Back in mid-February I found a long-fallen oak tree spanning a lengthy pool in a large stream. “Ah-ha” says I to myself, “that would be a good spot to put a camera trap.” Because the three inches of snow on the ground would make it easy for someone to follow my tracks, I decided to use my old commercial trail camera because it was expendable.
A check of the camera two weeks later yielded a poor picture of a bobcat that used the log to cross the stream at night –
It also had photos of a raccoon and porcupines. Because the winter was warm, by then the snow had melted and there wouldn’t be any tracks to follow so I decided to replace the commercial camera with a homebrewed camera trap that takes much better pictures anticipating some good bobcat photos.
All through March, April and May the only things that showed up in the photographs were porcupines and, on a couple of occasions, raccoons –
Activity picked up in June as first a crow was photographed –
Followed by a great blue heron –
The parade of porcupines continued –
And raccoons kept using the log –
As did a great blue heron, probably the same bird as earlier –
In late July between four and five inches of rain fell overnight and the stream rose above the bottom of the log –
Finally in mid-August a bobcat reappeared on the camera’s memory card –
It was with hopes for photos of a bear crossing the log, or a fisher, or several photos of a bobcat making the crossing that I’d put the camera trap at the log.
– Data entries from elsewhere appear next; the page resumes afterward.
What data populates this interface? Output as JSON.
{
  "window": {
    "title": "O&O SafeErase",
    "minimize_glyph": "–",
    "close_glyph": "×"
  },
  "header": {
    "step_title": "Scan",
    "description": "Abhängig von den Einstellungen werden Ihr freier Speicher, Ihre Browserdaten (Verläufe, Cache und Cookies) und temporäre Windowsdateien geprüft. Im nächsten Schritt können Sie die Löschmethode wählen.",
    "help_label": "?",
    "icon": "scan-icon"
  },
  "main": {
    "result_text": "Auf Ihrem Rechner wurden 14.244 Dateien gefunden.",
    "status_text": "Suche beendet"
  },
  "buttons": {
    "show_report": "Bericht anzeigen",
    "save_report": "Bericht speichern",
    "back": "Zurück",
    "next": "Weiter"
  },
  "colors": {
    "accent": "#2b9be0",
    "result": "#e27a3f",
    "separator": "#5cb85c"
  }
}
But, with due respects to the porcupines and raccoons, this spot has been disappointing. Perhaps other fallen trees spanning the stream proved to be better bridges or the bear, bobcat and fisher just didn’t have any reason to cross. And having another promising spot, I removed the camera trap.